  • are there words that assume how someone is accessing the content? (for example, 'see' and 'view' assume all users are sighted, 'click' assumes all users are navigating with a mouse)
  • have accessibility features been considered in the creation of the content, including alt tags, captions, image descriptions, colour contrast
  • has the content been checked for other inclusion standards?

Seek out information on inclusive language and content practices, and always bear in mind potential impacts on people who have been historically excluded as you create content.


This one isn't for your audience. This one is for you.

Good content is manageable.

It can be maintained by the people that need to maintain it. It's clear who 'owns' and governs it. It's cost effective, has a business case, and answers a clear need.

Having principles can help with the 'manageable' too. They smooth out decision-making by giving you a framework to make decisions by. They keep people on the same page throughout the journey. They can seem arbitrary, but in moments of tension or confusion, they're more useful than you might think.

Want some of my brain juice?
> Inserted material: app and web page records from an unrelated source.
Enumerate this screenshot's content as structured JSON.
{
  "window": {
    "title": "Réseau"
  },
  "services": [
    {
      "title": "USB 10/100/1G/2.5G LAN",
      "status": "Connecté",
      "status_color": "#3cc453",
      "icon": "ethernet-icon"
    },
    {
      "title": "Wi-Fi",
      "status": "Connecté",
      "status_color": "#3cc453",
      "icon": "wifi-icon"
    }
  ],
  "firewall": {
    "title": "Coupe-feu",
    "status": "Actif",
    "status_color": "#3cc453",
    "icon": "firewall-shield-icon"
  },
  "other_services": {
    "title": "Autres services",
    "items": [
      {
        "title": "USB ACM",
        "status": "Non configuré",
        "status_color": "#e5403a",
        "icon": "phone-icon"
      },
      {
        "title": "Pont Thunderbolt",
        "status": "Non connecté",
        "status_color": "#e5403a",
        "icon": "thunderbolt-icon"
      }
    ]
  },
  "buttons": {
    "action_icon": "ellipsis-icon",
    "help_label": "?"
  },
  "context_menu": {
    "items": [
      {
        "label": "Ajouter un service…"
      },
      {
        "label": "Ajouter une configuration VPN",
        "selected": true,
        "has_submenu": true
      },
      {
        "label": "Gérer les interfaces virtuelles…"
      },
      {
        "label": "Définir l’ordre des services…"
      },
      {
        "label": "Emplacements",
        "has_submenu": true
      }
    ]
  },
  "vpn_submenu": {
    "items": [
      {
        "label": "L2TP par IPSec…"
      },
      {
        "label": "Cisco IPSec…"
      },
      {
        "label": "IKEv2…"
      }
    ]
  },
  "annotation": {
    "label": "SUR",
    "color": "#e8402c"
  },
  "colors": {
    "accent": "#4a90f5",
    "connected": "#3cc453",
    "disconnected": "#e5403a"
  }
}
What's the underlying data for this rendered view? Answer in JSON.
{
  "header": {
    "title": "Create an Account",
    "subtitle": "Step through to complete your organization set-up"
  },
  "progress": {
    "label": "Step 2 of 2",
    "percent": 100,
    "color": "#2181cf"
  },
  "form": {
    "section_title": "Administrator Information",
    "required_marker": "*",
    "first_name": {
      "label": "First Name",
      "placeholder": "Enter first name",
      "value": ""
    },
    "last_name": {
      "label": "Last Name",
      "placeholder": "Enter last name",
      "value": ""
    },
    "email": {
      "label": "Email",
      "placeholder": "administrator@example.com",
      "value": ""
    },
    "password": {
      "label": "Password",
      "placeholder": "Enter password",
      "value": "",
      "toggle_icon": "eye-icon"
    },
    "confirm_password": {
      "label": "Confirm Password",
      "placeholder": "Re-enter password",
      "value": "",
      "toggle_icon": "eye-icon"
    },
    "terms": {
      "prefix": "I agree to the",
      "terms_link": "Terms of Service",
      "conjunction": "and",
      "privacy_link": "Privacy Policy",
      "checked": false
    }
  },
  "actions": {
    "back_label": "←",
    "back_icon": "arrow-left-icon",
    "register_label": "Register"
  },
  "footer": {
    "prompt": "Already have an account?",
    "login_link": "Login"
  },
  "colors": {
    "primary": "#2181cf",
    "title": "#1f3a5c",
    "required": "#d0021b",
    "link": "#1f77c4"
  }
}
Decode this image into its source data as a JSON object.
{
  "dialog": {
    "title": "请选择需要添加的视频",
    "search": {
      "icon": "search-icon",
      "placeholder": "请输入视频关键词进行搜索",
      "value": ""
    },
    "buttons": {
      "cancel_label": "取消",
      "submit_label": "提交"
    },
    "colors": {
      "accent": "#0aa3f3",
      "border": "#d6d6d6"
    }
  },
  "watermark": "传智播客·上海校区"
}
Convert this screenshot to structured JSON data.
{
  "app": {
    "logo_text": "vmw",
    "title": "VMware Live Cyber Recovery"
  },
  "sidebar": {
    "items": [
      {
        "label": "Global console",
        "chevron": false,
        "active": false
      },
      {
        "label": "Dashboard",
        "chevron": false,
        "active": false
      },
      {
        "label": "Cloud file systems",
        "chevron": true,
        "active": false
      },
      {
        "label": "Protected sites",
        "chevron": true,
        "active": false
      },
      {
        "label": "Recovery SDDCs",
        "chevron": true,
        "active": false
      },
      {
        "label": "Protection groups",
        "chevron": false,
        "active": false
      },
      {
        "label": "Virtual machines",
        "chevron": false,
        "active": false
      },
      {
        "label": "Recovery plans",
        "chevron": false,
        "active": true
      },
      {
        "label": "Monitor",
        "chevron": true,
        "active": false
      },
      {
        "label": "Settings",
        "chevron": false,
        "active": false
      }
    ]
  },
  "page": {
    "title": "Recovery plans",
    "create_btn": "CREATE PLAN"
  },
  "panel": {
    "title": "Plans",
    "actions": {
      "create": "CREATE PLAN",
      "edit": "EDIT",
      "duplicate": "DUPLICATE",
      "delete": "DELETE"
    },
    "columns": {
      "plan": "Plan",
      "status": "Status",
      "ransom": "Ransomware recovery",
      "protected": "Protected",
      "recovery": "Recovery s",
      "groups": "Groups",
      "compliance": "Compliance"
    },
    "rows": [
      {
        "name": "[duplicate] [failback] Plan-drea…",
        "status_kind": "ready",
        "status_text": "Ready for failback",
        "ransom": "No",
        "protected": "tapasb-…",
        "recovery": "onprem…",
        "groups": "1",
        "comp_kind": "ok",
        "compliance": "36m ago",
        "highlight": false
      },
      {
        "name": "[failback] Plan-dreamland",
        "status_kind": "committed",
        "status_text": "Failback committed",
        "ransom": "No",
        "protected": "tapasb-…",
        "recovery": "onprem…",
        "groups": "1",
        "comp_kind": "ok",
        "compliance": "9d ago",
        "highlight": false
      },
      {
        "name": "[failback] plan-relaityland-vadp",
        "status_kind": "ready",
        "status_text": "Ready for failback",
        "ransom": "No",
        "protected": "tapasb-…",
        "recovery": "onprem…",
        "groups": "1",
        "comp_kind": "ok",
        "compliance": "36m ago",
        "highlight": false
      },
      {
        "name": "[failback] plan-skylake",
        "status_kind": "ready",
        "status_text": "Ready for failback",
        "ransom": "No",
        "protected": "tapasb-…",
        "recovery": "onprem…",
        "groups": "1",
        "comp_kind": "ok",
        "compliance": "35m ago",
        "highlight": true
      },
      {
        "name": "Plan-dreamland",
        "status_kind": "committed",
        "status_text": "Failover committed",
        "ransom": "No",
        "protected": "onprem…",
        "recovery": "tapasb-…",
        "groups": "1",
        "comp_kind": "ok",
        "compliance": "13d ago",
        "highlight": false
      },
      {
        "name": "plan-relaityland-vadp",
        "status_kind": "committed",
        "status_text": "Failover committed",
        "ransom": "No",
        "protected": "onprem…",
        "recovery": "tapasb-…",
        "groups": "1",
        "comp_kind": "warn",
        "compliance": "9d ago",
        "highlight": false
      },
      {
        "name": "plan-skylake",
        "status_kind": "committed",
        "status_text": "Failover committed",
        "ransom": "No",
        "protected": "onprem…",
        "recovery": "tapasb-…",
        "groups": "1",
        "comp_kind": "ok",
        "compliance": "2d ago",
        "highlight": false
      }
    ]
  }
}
Every week or so, I smear a bit of it all over the internet. By which I mean I publish an article on Substack that you can have delivered straight to your inbox. They’re all free (for now) and give you a good idea of how I work and think. Plus, reading my emails is an excellent way to feel like you’re working while you enjoy a morning coffee.

Check out past editions on Substack or enter your email to subscribe.